Republican Yemen – 2 December News
Translated and edited by Sami Almaqtari
Due to landmines laid by the Houthi rebels in large swaths of war-torn Yemen, thousands of innocent civilians have fallen victim to such mines.
Today, we tell the story of a man who dwells in a village called Al-Twafa in Tho Bab district, which lies near Bab el-Mandab strait in the impoverished country.
In a straw-made tent lives fifty-five-year-old Aish Abdullah Gaber Anbari whose two legs were lost to a landmine planted by the Houthi rebels.
Sitting on a shabby wheelchair, with depression and sorrow on his wrinkled face, he started to narrate what happened to him and how his life has turned upside down.
“Two years ago, I went to Wahega Beach to work and earn some money so that I could feed my family,” said Aish in a voice full of pain. ” When I arrived,” he continued, “there was nobody there. I just thought I was a bit early. Then all of a sudden, something I had stepped on blew up. I just found myself thrown 15 meters away from where I had previously been.”
Poor Aish Abdullah did not know a landmine had just exploded beneath his feet. He was just checking his hand that was wounded with shrapnel, not knowing the worst was yet to come. He was not aware that he would not be able to ever walk again.
As his sons and grandsons gathered around us outside his straw-made tent ( The reporter of 2 December News and Aish Abdullah ), he went on to say ” I started yelling and screaming, hoping someone would come and rescue me but it was to no avail,” he added, “I just lied down and stared up at the sky giving in to the thought that I was living the last minutes of my life. Yet I fought these thoughts and determined not to simply give up. I was gathering my strength and struggling to sit up when everything just went black. I guess I just lost consciousness. “

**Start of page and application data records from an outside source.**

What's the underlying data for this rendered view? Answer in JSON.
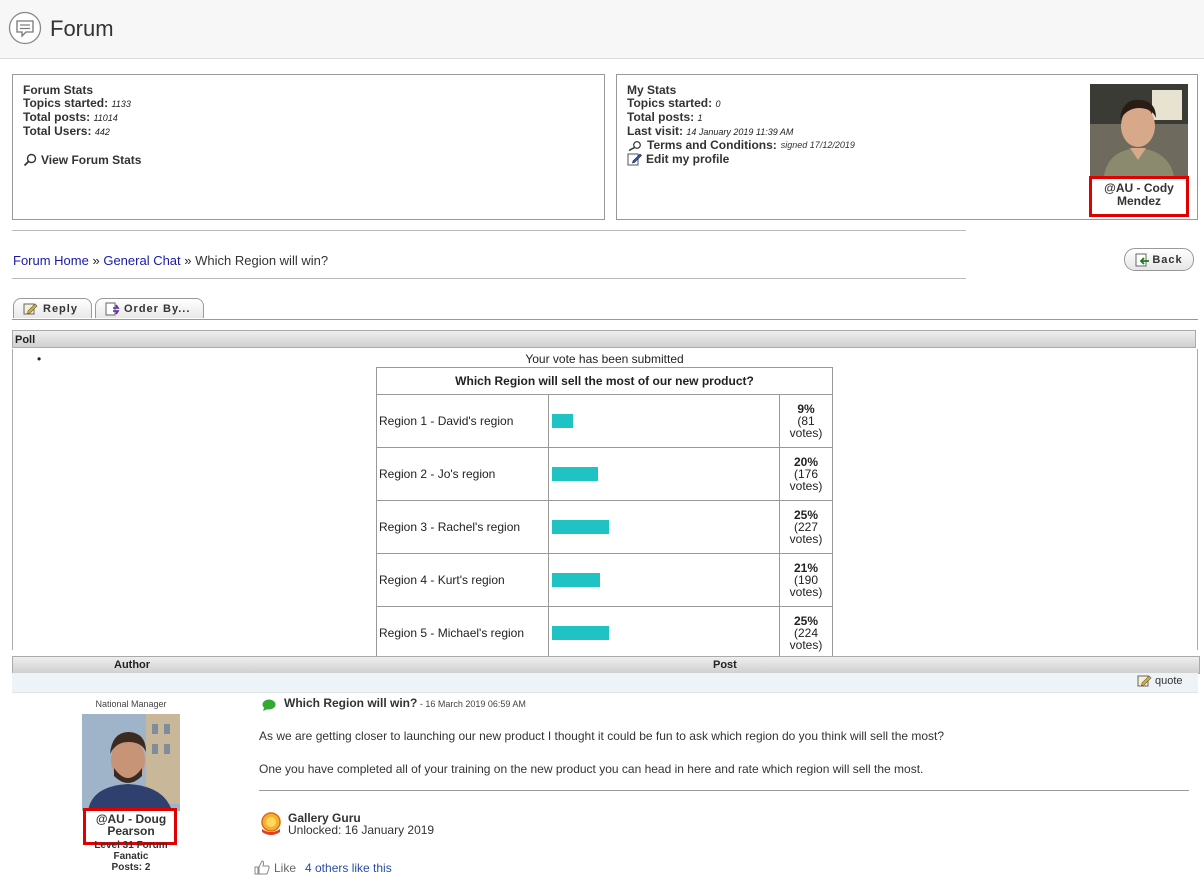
{
  "header": {
    "title": "Forum"
  },
  "forum_stats": {
    "heading": "Forum Stats",
    "topics_label": "Topics started:",
    "topics_value": "1133",
    "posts_label": "Total posts:",
    "posts_value": "11014",
    "users_label": "Total Users:",
    "users_value": "442",
    "view_link": "View Forum Stats"
  },
  "my_stats": {
    "heading": "My Stats",
    "topics_label": "Topics started:",
    "topics_value": "0",
    "posts_label": "Total posts:",
    "posts_value": "1",
    "visit_label": "Last visit:",
    "visit_value": "14 January 2019 11:39 AM",
    "terms_label": "Terms and Conditions:",
    "terms_value": "signed 17/12/2019",
    "edit_link": "Edit my profile",
    "user_name_line1": "@AU - Cody",
    "user_name_line2": "Mendez"
  },
  "breadcrumb": {
    "home": "Forum Home",
    "sep1": " » ",
    "section": "General Chat",
    "sep2": " » ",
    "current": "Which Region will win?"
  },
  "buttons": {
    "back": "Back",
    "reply": "Reply",
    "order_by": "Order By..."
  },
  "poll": {
    "header": "Poll",
    "bullet": "•",
    "status": "Your vote has been submitted",
    "question": "Which Region will sell the most of our new product?",
    "options": [
      {
        "label": "Region 1 - David's region",
        "percent_text": "9%",
        "percent": 9,
        "votes_line1": "(81",
        "votes_line2": "votes)"
      },
      {
        "label": "Region 2 - Jo's region",
        "percent_text": "20%",
        "percent": 20,
        "votes_line1": "(176",
        "votes_line2": "votes)"
      },
      {
        "label": "Region 3 - Rachel's region",
        "percent_text": "25%",
        "percent": 25,
        "votes_line1": "(227",
        "votes_line2": "votes)"
      },
      {
        "label": "Region 4 - Kurt's region",
        "percent_text": "21%",
        "percent": 21,
        "votes_line1": "(190",
        "votes_line2": "votes)"
      },
      {
        "label": "Region 5 - Michael's region",
        "percent_text": "25%",
        "percent": 25,
        "votes_line1": "(224",
        "votes_line2": "votes)"
      }
    ]
  },
  "post_table": {
    "author_col": "Author",
    "post_col": "Post",
    "quote": "quote"
  },
  "post": {
    "author_role": "National Manager",
    "author_name_line1": "@AU - Doug",
    "author_name_line2": "Pearson",
    "author_level_line1": "Level 31 Forum",
    "author_level_line2": "Fanatic",
    "author_posts": "Posts: 2",
    "title": "Which Region will win?",
    "date": " - 16 March 2019 06:59 AM",
    "body_line1": "As we are getting closer to launching our new product I thought it could be fun to ask which region do you think will sell the most?",
    "body_line2": "One you have completed all of your training on the new product you can head in here and rate which region will sell the most.",
    "badge_title": "Gallery Guru",
    "badge_sub": "Unlocked: 16 January 2019",
    "like_label": "Like",
    "like_count": "4 others like this"
  },
  "colors": {
    "accent": "#1fc3c3",
    "link": "#1a1aa6",
    "highlight": "#e00000"
  }
}
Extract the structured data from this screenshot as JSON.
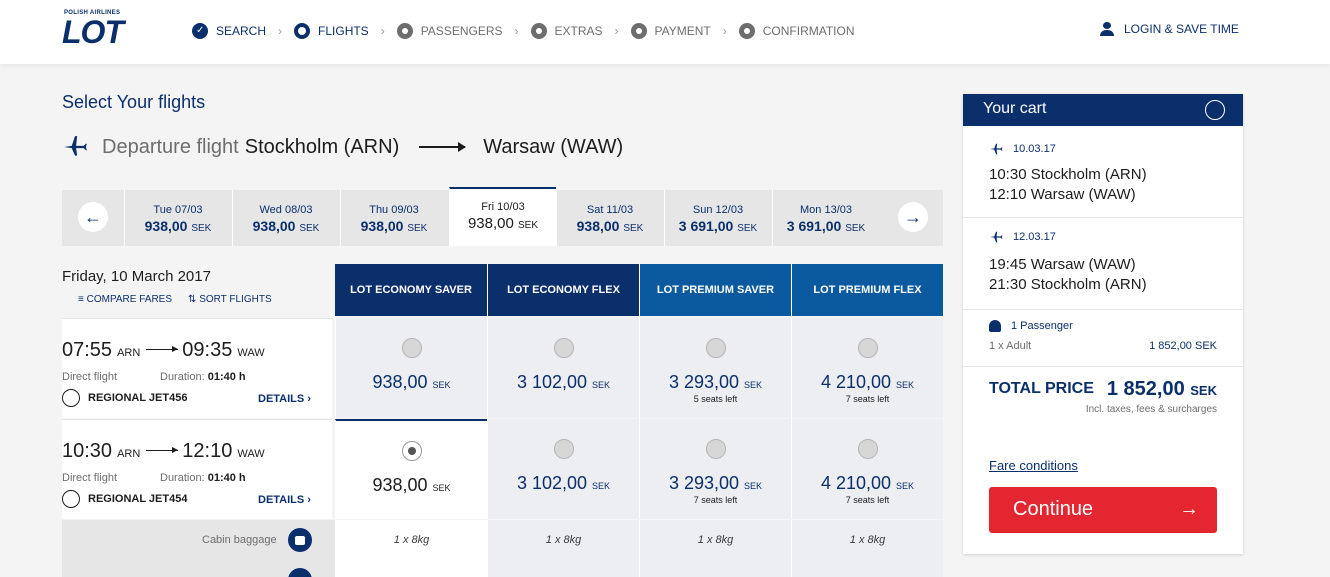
{
  "header": {
    "logo_tag": "POLISH AIRLINES",
    "logo_text": "LOT",
    "steps": [
      {
        "label": "SEARCH",
        "state": "done"
      },
      {
        "label": "FLIGHTS",
        "state": "active"
      },
      {
        "label": "PASSENGERS",
        "state": "todo"
      },
      {
        "label": "EXTRAS",
        "state": "todo"
      },
      {
        "label": "PAYMENT",
        "state": "todo"
      },
      {
        "label": "CONFIRMATION",
        "state": "todo"
      }
    ],
    "login": "LOGIN & SAVE TIME"
  },
  "title": "Select Your flights",
  "route": {
    "label": "Departure flight",
    "from": "Stockholm (ARN)",
    "to": "Warsaw (WAW)"
  },
  "dates": [
    {
      "day": "Tue 07/03",
      "price": "938,00",
      "cur": "SEK"
    },
    {
      "day": "Wed 08/03",
      "price": "938,00",
      "cur": "SEK"
    },
    {
      "day": "Thu 09/03",
      "price": "938,00",
      "cur": "SEK"
    },
    {
      "day": "Fri 10/03",
      "price": "938,00",
      "cur": "SEK"
    },
    {
      "day": "Sat 11/03",
      "price": "938,00",
      "cur": "SEK"
    },
    {
      "day": "Sun 12/03",
      "price": "3 691,00",
      "cur": "SEK"
    },
    {
      "day": "Mon 13/03",
      "price": "3 691,00",
      "cur": "SEK"
    }
  ],
  "date_heading": "Friday, 10 March 2017",
  "tools": {
    "compare": "COMPARE FARES",
    "sort": "SORT FLIGHTS"
  },
  "fare_columns": [
    "LOT ECONOMY SAVER",
    "LOT ECONOMY FLEX",
    "LOT PREMIUM SAVER",
    "LOT PREMIUM FLEX"
  ],
  "fare_colors": [
    "#0b2f6b",
    "#0b2f6b",
    "#0b5aa0",
    "#0b5aa0"
  ],
  "flights": [
    {
      "dep": "07:55",
      "dep_code": "ARN",
      "arr": "09:35",
      "arr_code": "WAW",
      "type": "Direct flight",
      "duration_label": "Duration:",
      "duration": "01:40 h",
      "aircraft": "REGIONAL JET456",
      "details": "DETAILS ›",
      "fares": [
        {
          "price": "938,00",
          "cur": "SEK",
          "seats": ""
        },
        {
          "price": "3 102,00",
          "cur": "SEK",
          "seats": ""
        },
        {
          "price": "3 293,00",
          "cur": "SEK",
          "seats": "5 seats left"
        },
        {
          "price": "4 210,00",
          "cur": "SEK",
          "seats": "7 seats left"
        }
      ]
    },
    {
      "dep": "10:30",
      "dep_code": "ARN",
      "arr": "12:10",
      "arr_code": "WAW",
      "type": "Direct flight",
      "duration_label": "Duration:",
      "duration": "01:40 h",
      "aircraft": "REGIONAL JET454",
      "details": "DETAILS ›",
      "fares": [
        {
          "price": "938,00",
          "cur": "SEK",
          "seats": ""
        },
        {
          "price": "3 102,00",
          "cur": "SEK",
          "seats": ""
        },
        {
          "price": "3 293,00",
          "cur": "SEK",
          "seats": "7 seats left"
        },
        {
          "price": "4 210,00",
          "cur": "SEK",
          "seats": "7 seats left"
        }
      ]
    }
  ],
  "baggage": {
    "label": "Cabin baggage",
    "values": [
      "1 x 8kg",
      "1 x 8kg",
      "1 x 8kg",
      "1 x 8kg"
    ]
  },
  "cart": {
    "title": "Your cart",
    "legs": [
      {
        "date": "10.03.17",
        "line1": "10:30 Stockholm (ARN)",
        "line2": "12:10 Warsaw (WAW)"
      },
      {
        "date": "12.03.17",
        "line1": "19:45 Warsaw (WAW)",
        "line2": "21:30 Stockholm (ARN)"
      }
    ],
    "passengers": "1 Passenger",
    "pax_line": "1 x Adult",
    "pax_price": "1 852,00 SEK",
    "total_label": "TOTAL PRICE",
    "total_value": "1 852,00",
    "total_cur": "SEK",
    "total_note": "Incl. taxes, fees & surcharges",
    "fare_conditions": "Fare conditions",
    "continue": "Continue"
  }
}
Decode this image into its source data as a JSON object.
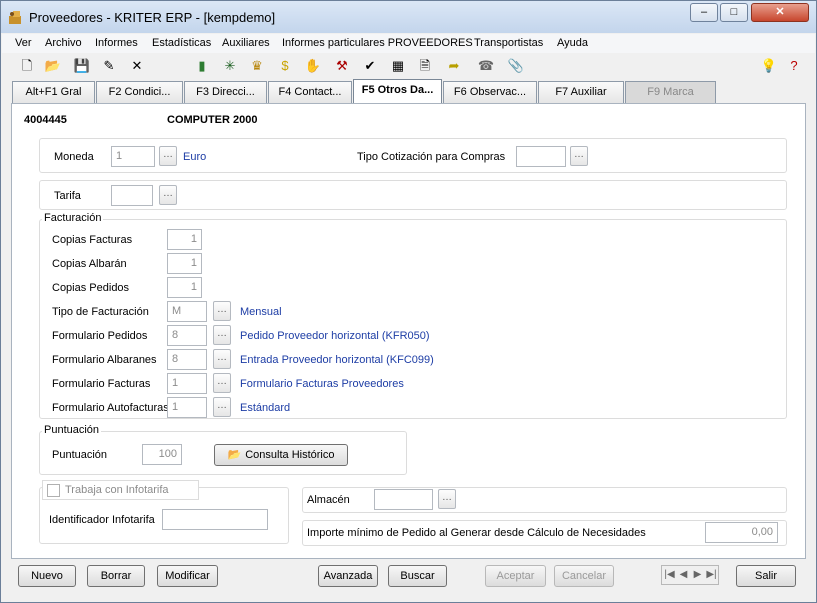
{
  "window": {
    "title": "Proveedores - KRITER ERP - [kempdemo]",
    "minimize": "–",
    "maximize": "□",
    "close": "✕"
  },
  "menu": [
    "Ver",
    "Archivo",
    "Informes",
    "Estadísticas",
    "Auxiliares",
    "Informes particulares PROVEEDORES",
    "Transportistas",
    "Ayuda"
  ],
  "tabs": [
    "Alt+F1 Gral",
    "F2 Condici...",
    "F3 Direcci...",
    "F4 Contact...",
    "F5 Otros Da...",
    "F6 Observac...",
    "F7 Auxiliar",
    "F9 Marca"
  ],
  "record": {
    "code": "4004445",
    "name": "COMPUTER 2000"
  },
  "moneda": {
    "label": "Moneda",
    "value": "1",
    "name": "Euro"
  },
  "cotizacion": {
    "label": "Tipo Cotización para Compras",
    "value": ""
  },
  "tarifa": {
    "label": "Tarifa",
    "value": ""
  },
  "facturacion": {
    "title": "Facturación",
    "copias_facturas": {
      "label": "Copias Facturas",
      "value": "1"
    },
    "copias_albaran": {
      "label": "Copias Albarán",
      "value": "1"
    },
    "copias_pedidos": {
      "label": "Copias Pedidos",
      "value": "1"
    },
    "tipo": {
      "label": "Tipo de Facturación",
      "value": "M",
      "desc": "Mensual"
    },
    "form_pedidos": {
      "label": "Formulario Pedidos",
      "value": "8",
      "desc": "Pedido Proveedor horizontal (KFR050)"
    },
    "form_albaranes": {
      "label": "Formulario Albaranes",
      "value": "8",
      "desc": "Entrada Proveedor horizontal (KFC099)"
    },
    "form_facturas": {
      "label": "Formulario Facturas",
      "value": "1",
      "desc": "Formulario Facturas Proveedores"
    },
    "form_autofacturas": {
      "label": "Formulario Autofacturas",
      "value": "1",
      "desc": "Estándard"
    }
  },
  "puntuacion": {
    "title": "Puntuación",
    "label": "Puntuación",
    "value": "100",
    "button": "Consulta Histórico"
  },
  "infotarifa": {
    "checkbox": "Trabaja con Infotarifa",
    "id_label": "Identificador Infotarifa",
    "id_value": ""
  },
  "almacen": {
    "label": "Almacén",
    "value": ""
  },
  "importe": {
    "label": "Importe mínimo de Pedido al Generar desde Cálculo de Necesidades",
    "value": "0,00"
  },
  "buttons": {
    "nuevo": "Nuevo",
    "borrar": "Borrar",
    "modificar": "Modificar",
    "avanzada": "Avanzada",
    "buscar": "Buscar",
    "aceptar": "Aceptar",
    "cancelar": "Cancelar",
    "salir": "Salir"
  },
  "nav": [
    "|◀",
    "◀",
    "▶",
    "▶|"
  ]
}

While Aish was slowly losing his life, a camel owner happened to walk over there. He saw him and rushed into the village, calling for help.
When Aish regained consciousness, he had been already on an old car taking him to a hospital in the port city of Hodeida. He turned his head and was in a complete shock. His legs, torn into pieces, were lying next him!
“Only then did I realize a landmine had blown up and ripped off my legs,” he told the editor of “December 2 News”, not remembering all the ins and outs of what had happened and how he had ended up in a car.”
There in the hospital, little was done for the poor man; they only stopped his bleeding and asked him to pay for the modest medical treatment he received.
One of the patients gave him a second-hand wheelchair to help him move inside and outside his tent.
Aish used to feed his family of ten sons, one of whom, who seems to be the oldest, is married with four kids and suffers from Asthma.
Now, Aish can’t work, and nor can his sick son.
Before leaving, we asked Aish if there were anything he was in need for that we could provide for him. “Be my guest for the day,” he answered in a hospitable way despite the fact that he does not have enough food for a single day.
We paraphrased our question, “How do you need people to help you?” He answered,” I want them to pray for me that Allah ( God ) grant me patience. I would be grateful for whatever help I can get.” He paused for a few seconds, staring down on the ground, and continued, “I only need another wheelchair in stead of this. The one I am using now makes it hard for me to move, and I usually fall down and hurt myself.”
According to a report published by “The New York Times” two weeks ago, the mines have killed as many as 920 civilians and wounded thousands.
The report indicated that the minefields will leave Yemen riddled with buried explosives that could kill or maim unsuspecting civilians for decades before the devices can all be removed.